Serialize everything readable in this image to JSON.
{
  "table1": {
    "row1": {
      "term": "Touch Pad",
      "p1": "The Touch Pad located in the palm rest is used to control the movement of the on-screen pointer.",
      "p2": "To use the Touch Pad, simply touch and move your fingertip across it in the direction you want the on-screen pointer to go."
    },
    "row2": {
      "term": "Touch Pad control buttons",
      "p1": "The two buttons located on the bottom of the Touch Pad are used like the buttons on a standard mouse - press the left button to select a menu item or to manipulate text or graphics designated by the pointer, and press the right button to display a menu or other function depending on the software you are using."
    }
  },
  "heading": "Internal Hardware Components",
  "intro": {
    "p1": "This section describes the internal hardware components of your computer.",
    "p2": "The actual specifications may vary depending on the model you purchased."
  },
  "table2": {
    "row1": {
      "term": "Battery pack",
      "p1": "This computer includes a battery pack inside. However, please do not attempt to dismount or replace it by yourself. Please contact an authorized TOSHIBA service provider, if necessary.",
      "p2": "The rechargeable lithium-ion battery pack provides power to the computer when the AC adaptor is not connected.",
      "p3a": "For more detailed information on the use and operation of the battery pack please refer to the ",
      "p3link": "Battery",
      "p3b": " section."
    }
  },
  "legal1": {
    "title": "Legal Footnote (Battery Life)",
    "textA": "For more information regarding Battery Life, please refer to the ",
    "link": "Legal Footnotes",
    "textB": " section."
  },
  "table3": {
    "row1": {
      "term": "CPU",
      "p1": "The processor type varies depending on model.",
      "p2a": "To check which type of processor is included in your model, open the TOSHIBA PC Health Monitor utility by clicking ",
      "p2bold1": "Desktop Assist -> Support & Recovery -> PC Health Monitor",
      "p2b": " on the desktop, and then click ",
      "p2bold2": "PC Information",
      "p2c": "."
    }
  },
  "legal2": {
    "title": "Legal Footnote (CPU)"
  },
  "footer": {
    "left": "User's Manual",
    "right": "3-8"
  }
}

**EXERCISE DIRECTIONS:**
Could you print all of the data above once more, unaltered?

**RESPONSE AREA:**
Serialize everything readable in this image to JSON.
{
  "table1": {
    "row1": {
      "term": "Touch Pad",
      "p1": "The Touch Pad located in the palm rest is used to control the movement of the on-screen pointer.",
      "p2": "To use the Touch Pad, simply touch and move your fingertip across it in the direction you want the on-screen pointer to go."
    },
    "row2": {
      "term": "Touch Pad control buttons",
      "p1": "The two buttons located on the bottom of the Touch Pad are used like the buttons on a standard mouse - press the left button to select a menu item or to manipulate text or graphics designated by the pointer, and press the right button to display a menu or other function depending on the software you are using."
    }
  },
  "heading": "Internal Hardware Components",
  "intro": {
    "p1": "This section describes the internal hardware components of your computer.",
    "p2": "The actual specifications may vary depending on the model you purchased."
  },
  "table2": {
    "row1": {
      "term": "Battery pack",
      "p1": "This computer includes a battery pack inside. However, please do not attempt to dismount or replace it by yourself. Please contact an authorized TOSHIBA service provider, if necessary.",
      "p2": "The rechargeable lithium-ion battery pack provides power to the computer when the AC adaptor is not connected.",
      "p3a": "For more detailed information on the use and operation of the battery pack please refer to the ",
      "p3link": "Battery",
      "p3b": " section."
    }
  },
  "legal1": {
    "title": "Legal Footnote (Battery Life)",
    "textA": "For more information regarding Battery Life, please refer to the ",
    "link": "Legal Footnotes",
    "textB": " section."
  },
  "table3": {
    "row1": {
      "term": "CPU",
      "p1": "The processor type varies depending on model.",
      "p2a": "To check which type of processor is included in your model, open the TOSHIBA PC Health Monitor utility by clicking ",
      "p2bold1": "Desktop Assist -> Support & Recovery -> PC Health Monitor",
      "p2b": " on the desktop, and then click ",
      "p2bold2": "PC Information",
      "p2c": "."
    }
  },
  "legal2": {
    "title": "Legal Footnote (CPU)"
  },
  "footer": {
    "left": "User's Manual",
    "right": "3-8"
  }
}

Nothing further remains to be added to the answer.